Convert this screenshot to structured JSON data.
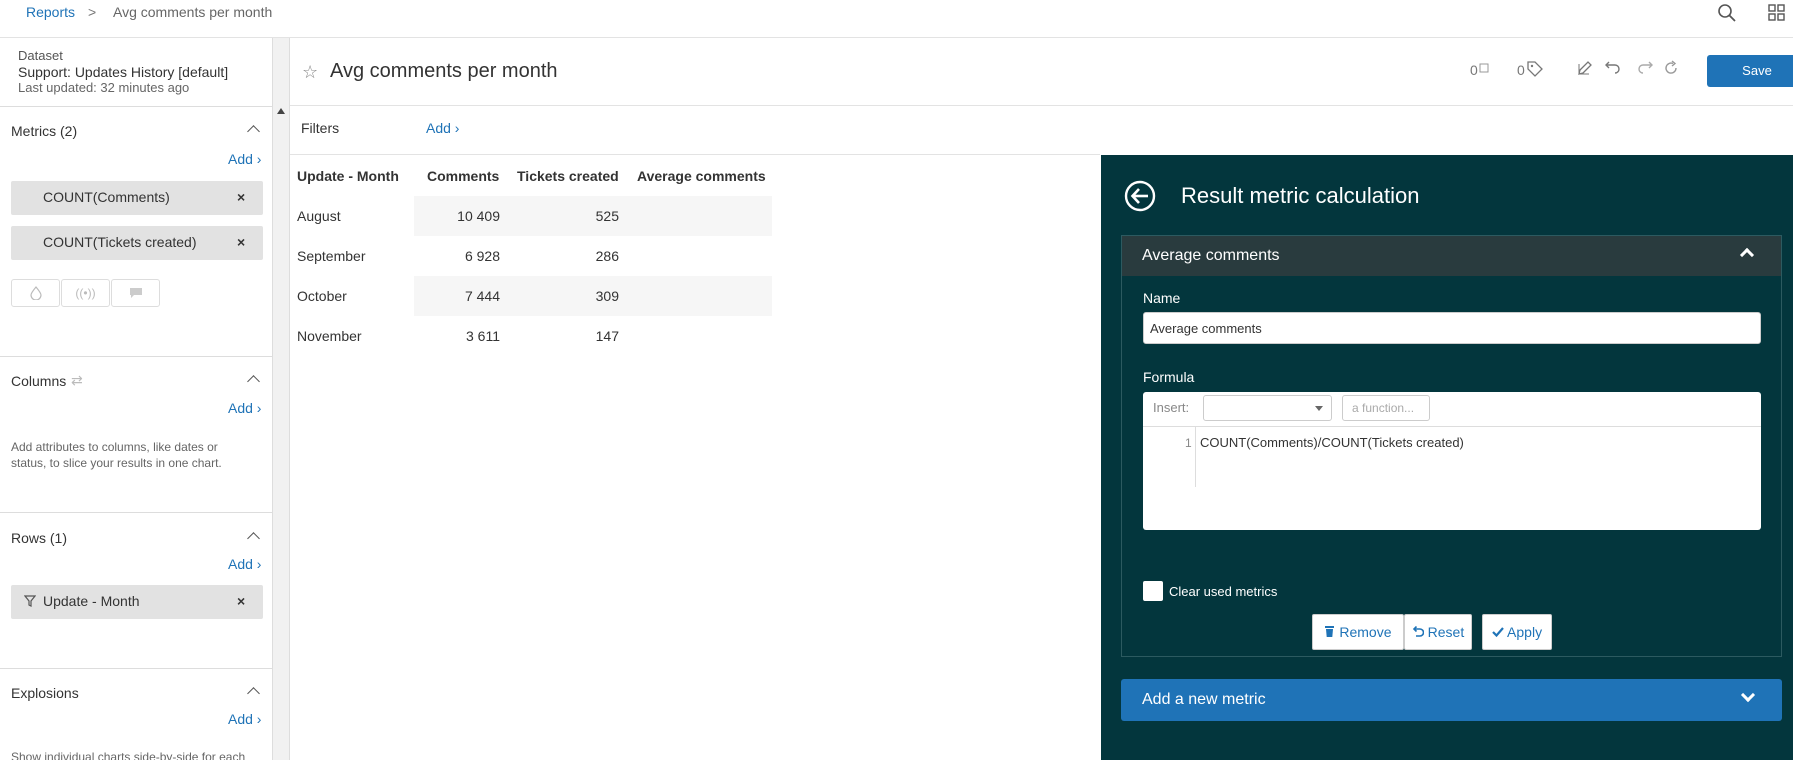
{
  "breadcrumb": {
    "root": "Reports",
    "separator": ">",
    "current": "Avg comments per month"
  },
  "dataset": {
    "label": "Dataset",
    "name": "Support: Updates History [default]",
    "updated": "Last updated: 32 minutes ago"
  },
  "sidebar": {
    "metrics": {
      "title": "Metrics (2)",
      "add": "Add ›",
      "items": [
        "COUNT(Comments)",
        "COUNT(Tickets created)"
      ]
    },
    "columns": {
      "title": "Columns",
      "add": "Add ›",
      "help": "Add attributes to columns, like dates or status, to slice your results in one chart."
    },
    "rows": {
      "title": "Rows (1)",
      "add": "Add ›",
      "items": [
        "Update - Month"
      ]
    },
    "explosions": {
      "title": "Explosions",
      "add": "Add ›",
      "help": "Show individual charts side-by-side for each attribute value."
    }
  },
  "header": {
    "title": "Avg comments per month",
    "comment_count": "0",
    "tag_count": "0",
    "save_label": "Save"
  },
  "filters": {
    "label": "Filters",
    "add": "Add ›"
  },
  "table": {
    "headers": [
      "Update - Month",
      "Comments",
      "Tickets created",
      "Average comments"
    ],
    "rows": [
      [
        "August",
        "10 409",
        "525",
        ""
      ],
      [
        "September",
        "6 928",
        "286",
        ""
      ],
      [
        "October",
        "7 444",
        "309",
        ""
      ],
      [
        "November",
        "3 611",
        "147",
        ""
      ]
    ]
  },
  "panel": {
    "title": "Result metric calculation",
    "card_title": "Average comments",
    "name_label": "Name",
    "name_value": "Average comments",
    "formula_label": "Formula",
    "insert_label": "Insert:",
    "function_placeholder": "a function...",
    "line_number": "1",
    "formula_code": "COUNT(Comments)/COUNT(Tickets created)",
    "clear_label": "Clear used metrics",
    "remove_label": "Remove",
    "reset_label": "Reset",
    "apply_label": "Apply",
    "add_new_label": "Add a new metric"
  },
  "colors": {
    "accent": "#1f73b7",
    "panel_bg": "#03363d",
    "card_header": "#293b3e"
  }
}
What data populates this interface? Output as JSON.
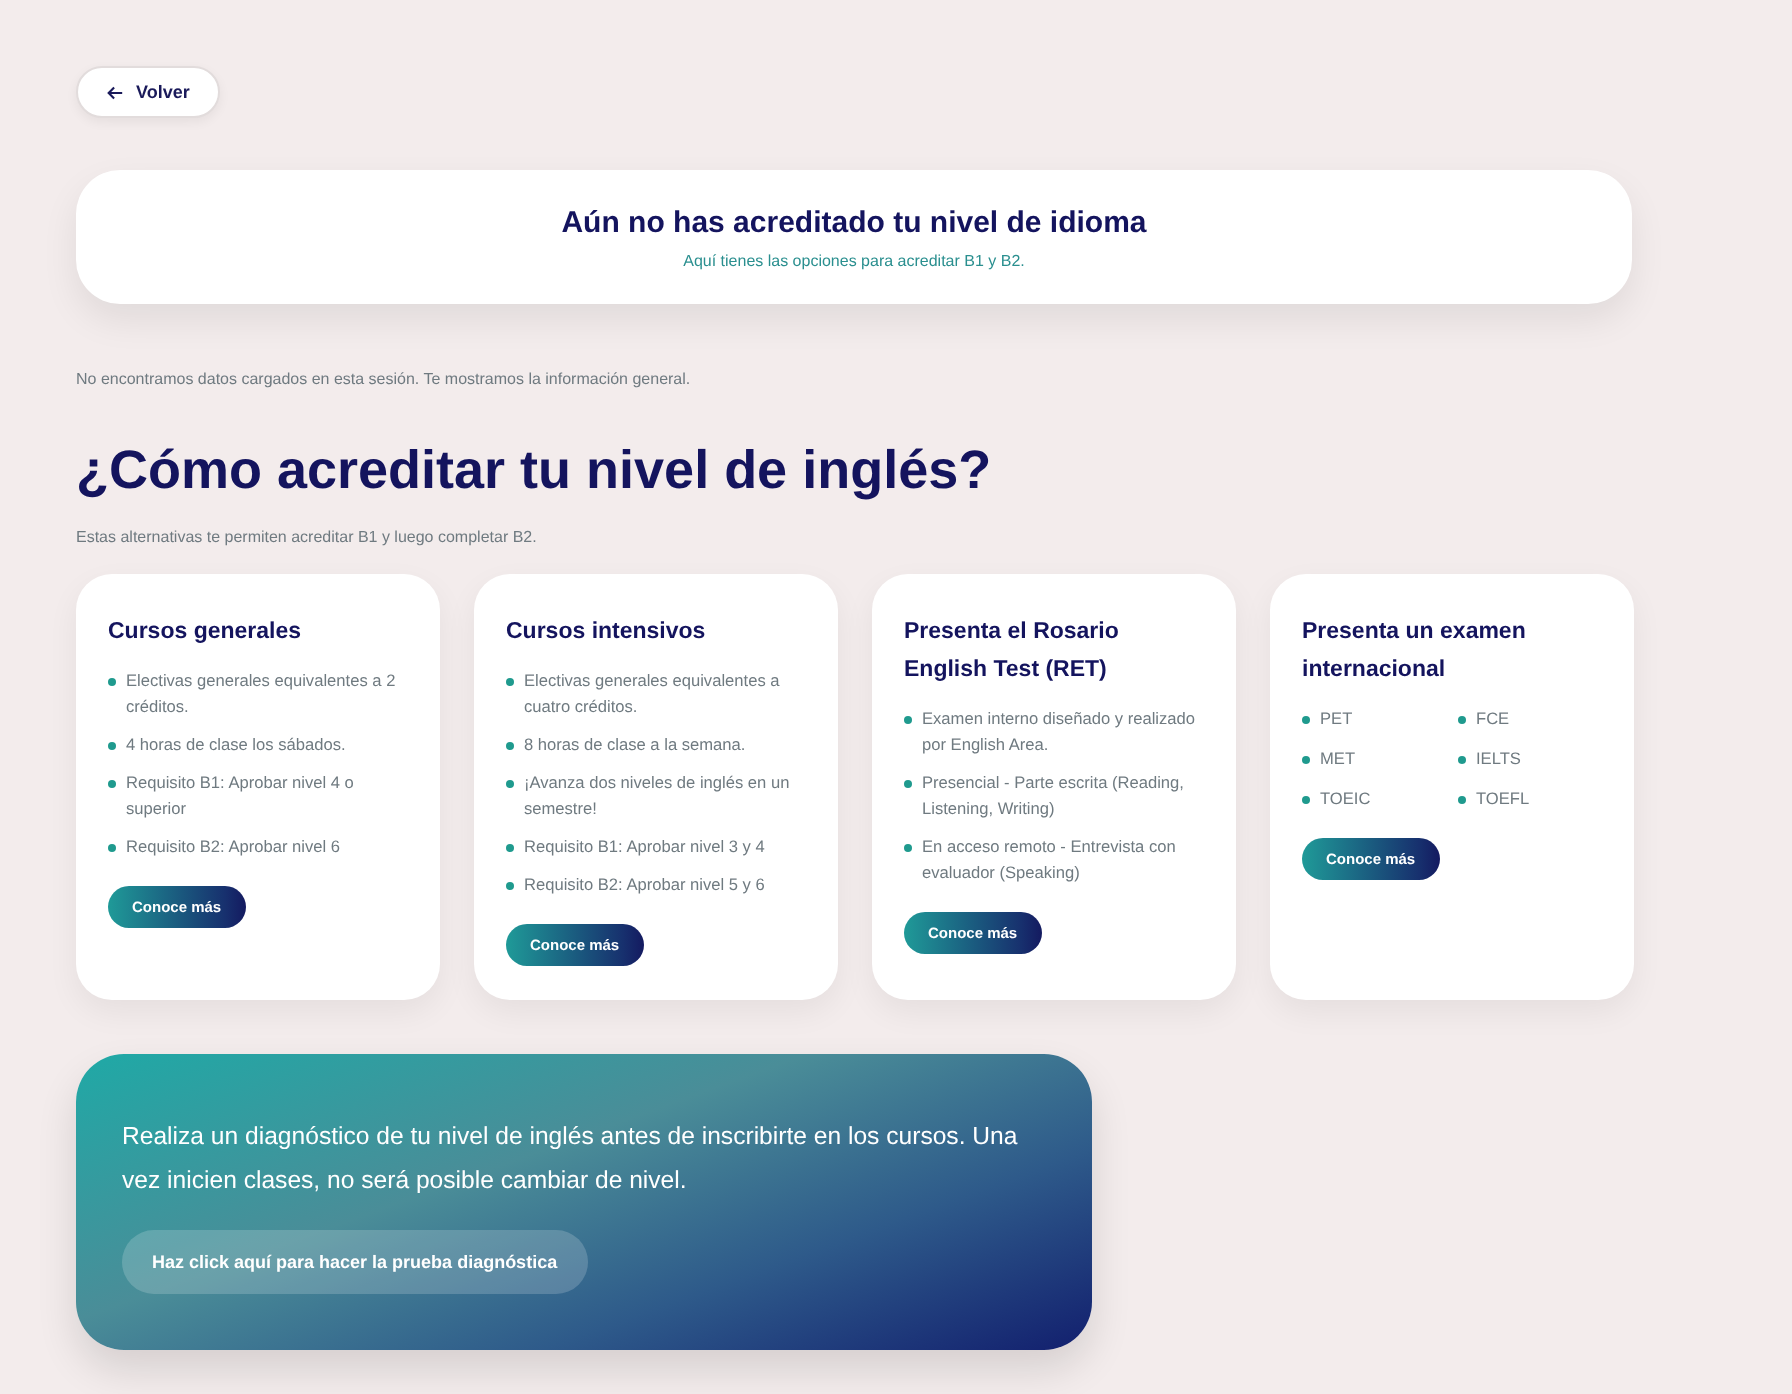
{
  "back_button": {
    "label": "Volver"
  },
  "banner": {
    "title": "Aún no has acreditado tu nivel de idioma",
    "subtitle": "Aquí tienes las opciones para acreditar B1 y B2."
  },
  "notice": "No encontramos datos cargados en esta sesión. Te mostramos la información general.",
  "heading": "¿Cómo acreditar tu nivel de inglés?",
  "subheading": "Estas alternativas te permiten acreditar B1 y luego completar B2.",
  "cards": [
    {
      "kind": "list",
      "title": "Cursos generales",
      "items": [
        "Electivas generales equivalentes a 2 créditos.",
        "4 horas de clase los sábados.",
        "Requisito B1: Aprobar nivel 4 o superior",
        "Requisito B2: Aprobar nivel 6"
      ],
      "button": "Conoce más"
    },
    {
      "kind": "list",
      "title": "Cursos intensivos",
      "items": [
        "Electivas generales equivalentes a cuatro créditos.",
        "8 horas de clase a la semana.",
        "¡Avanza dos niveles de inglés en un semestre!",
        "Requisito B1: Aprobar nivel 3 y 4",
        "Requisito B2: Aprobar nivel 5 y 6"
      ],
      "button": "Conoce más"
    },
    {
      "kind": "list",
      "title": "Presenta el Rosario English Test (RET)",
      "items": [
        "Examen interno diseñado y realizado por English Area.",
        "Presencial - Parte escrita (Reading, Listening, Writing)",
        "En acceso remoto - Entrevista con evaluador (Speaking)"
      ],
      "button": "Conoce más"
    },
    {
      "kind": "grid",
      "title": "Presenta un examen internacional",
      "items": [
        "PET",
        "FCE",
        "MET",
        "IELTS",
        "TOEIC",
        "TOEFL"
      ],
      "button": "Conoce más"
    }
  ],
  "diagnostic": {
    "text": "Realiza un diagnóstico de tu nivel de inglés antes de inscribirte en los cursos. Una vez inicien clases, no será posible cambiar de nivel.",
    "button": "Haz click aquí para hacer la prueba diagnóstica"
  }
}
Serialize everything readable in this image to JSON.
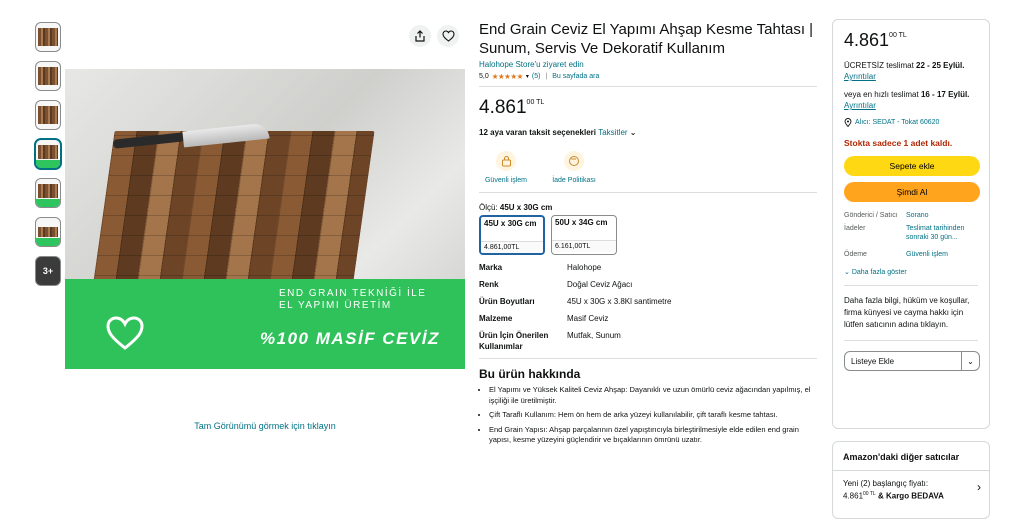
{
  "thumbnails": {
    "more_label": "3+"
  },
  "image": {
    "promo_line1": "END GRAIN TEKNİĞİ İLE",
    "promo_line2": "EL YAPIMI ÜRETİM",
    "promo_big": "%100 MASİF CEVİZ",
    "full_view_link": "Tam Görünümü görmek için tıklayın"
  },
  "product": {
    "title": "End Grain Ceviz El Yapımı Ahşap Kesme Tahtası | Sunum, Servis Ve Dekoratif Kullanım",
    "store_link": "Halohope Store'u ziyaret edin",
    "rating": "5,0",
    "stars": "★★★★★",
    "review_count": "(5)",
    "search_page": "Bu sayfada ara",
    "price_whole": "4.861",
    "price_frac": "00 TL",
    "installments_text": "12 aya varan taksit seçenekleri",
    "installments_link": "Taksitler",
    "badges": [
      {
        "label": "Güvenli işlem",
        "icon": "lock-icon"
      },
      {
        "label": "İade Politikası",
        "icon": "return-icon"
      }
    ],
    "size_label": "Ölçü:",
    "size_value": "45U x 30G cm",
    "sizes": [
      {
        "name": "45U x 30G cm",
        "price": "4.861,00TL"
      },
      {
        "name": "50U x 34G cm",
        "price": "6.161,00TL"
      }
    ],
    "specs": [
      {
        "k": "Marka",
        "v": "Halohope"
      },
      {
        "k": "Renk",
        "v": "Doğal Ceviz Ağacı"
      },
      {
        "k": "Ürün Boyutları",
        "v": "45U x 30G x 3.8Kl santimetre"
      },
      {
        "k": "Malzeme",
        "v": "Masif Ceviz"
      },
      {
        "k": "Ürün İçin Önerilen Kullanımlar",
        "v": "Mutfak, Sunum"
      }
    ],
    "about_title": "Bu ürün hakkında",
    "bullets": [
      "El Yapımı ve Yüksek Kaliteli Ceviz Ahşap: Dayanıklı ve uzun ömürlü ceviz ağacından yapılmış, el işçiliği ile üretilmiştir.",
      "Çift Taraflı Kullanım: Hem ön hem de arka yüzeyi kullanılabilir, çift taraflı kesme tahtası.",
      "End Grain Yapısı: Ahşap parçalarının özel yapıştırıcıyla birleştirilmesiyle elde edilen end grain yapısı, kesme yüzeyini güçlendirir ve bıçaklarının ömrünü uzatır."
    ]
  },
  "buybox": {
    "price_whole": "4.861",
    "price_frac": "00 TL",
    "free_delivery": "ÜCRETSİZ teslimat",
    "free_dates": "22 - 25 Eylül.",
    "details": "Ayrıntılar",
    "fast_delivery": "veya en hızlı teslimat",
    "fast_dates": "16 - 17 Eylül.",
    "location": "Alıcı: SEDAT - Tokat 60620",
    "stock": "Stokta sadece 1 adet kaldı.",
    "add_to_cart": "Sepete ekle",
    "buy_now": "Şimdi Al",
    "info": [
      {
        "k": "Gönderici / Satıcı",
        "v": "Sorano"
      },
      {
        "k": "İadeler",
        "v": "Teslimat tarihinden sonraki 30 gün..."
      },
      {
        "k": "Ödeme",
        "v": "Güvenli işlem"
      }
    ],
    "show_more": "Daha fazla göster",
    "description": "Daha fazla bilgi, hüküm ve koşullar, firma künyesi ve cayma hakkı için lütfen satıcının adına tıklayın.",
    "wishlist": "Listeye Ekle"
  },
  "other_sellers": {
    "title": "Amazon'daki diğer satıcılar",
    "new_from": "Yeni (2) başlangıç fiyatı:",
    "price_whole": "4.861",
    "price_frac": "00 TL",
    "shipping": "& Kargo BEDAVA"
  },
  "colors": {
    "accent": "#007185",
    "cart": "#ffd814",
    "buy": "#ffa41c",
    "stock": "#b12704",
    "promo": "#2fc15a",
    "stars": "#de7921"
  }
}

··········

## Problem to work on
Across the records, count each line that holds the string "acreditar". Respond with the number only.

## Response to the task
3